>>>

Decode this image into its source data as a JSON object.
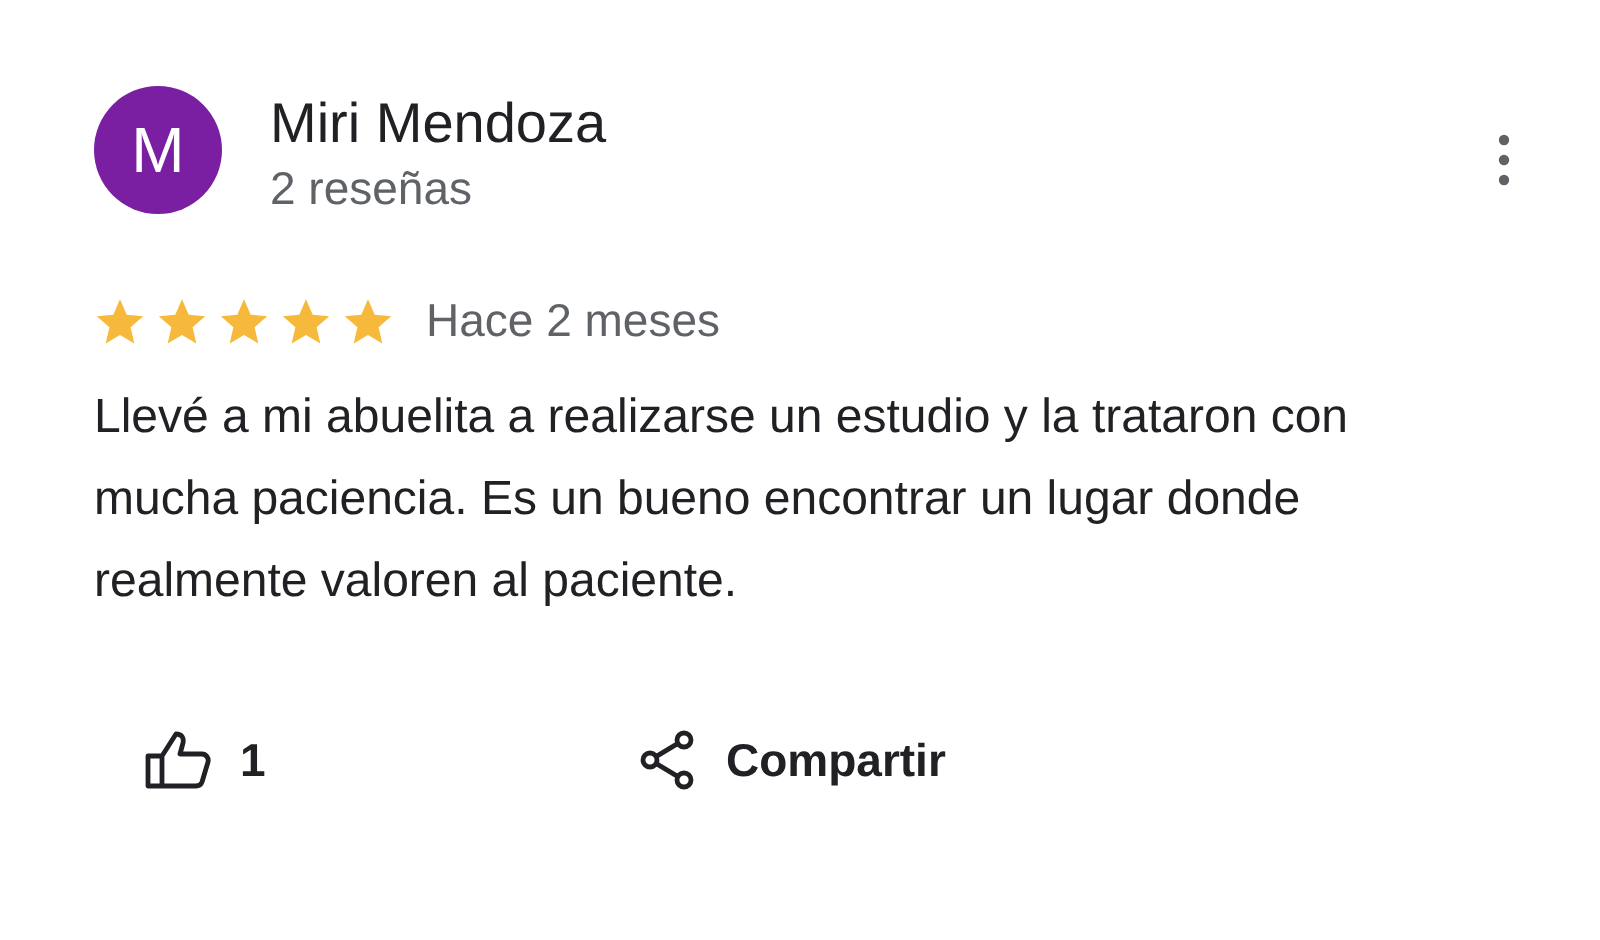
{
  "review": {
    "avatar_letter": "M",
    "author": "Miri Mendoza",
    "author_meta": "2 reseñas",
    "stars": 5,
    "time": "Hace 2 meses",
    "text": "Llevé a mi abuelita a realizarse un estudio y la trataron con mucha paciencia. Es un bueno encontrar un lugar donde realmente valoren al paciente."
  },
  "actions": [
    {
      "kind": "like",
      "label": "1"
    },
    {
      "kind": "share",
      "label": "Compartir"
    }
  ]
}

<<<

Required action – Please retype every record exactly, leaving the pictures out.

Result for this task –
Decode this image into its source data as a JSON object.
{
  "review": {
    "avatar_letter": "M",
    "author": "Miri Mendoza",
    "author_meta": "2 reseñas",
    "stars": 5,
    "time": "Hace 2 meses",
    "text": "Llevé a mi abuelita a realizarse un estudio y la trataron con mucha paciencia. Es un bueno encontrar un lugar donde realmente valoren al paciente."
  },
  "actions": [
    {
      "kind": "like",
      "label": "1"
    },
    {
      "kind": "share",
      "label": "Compartir"
    }
  ]
}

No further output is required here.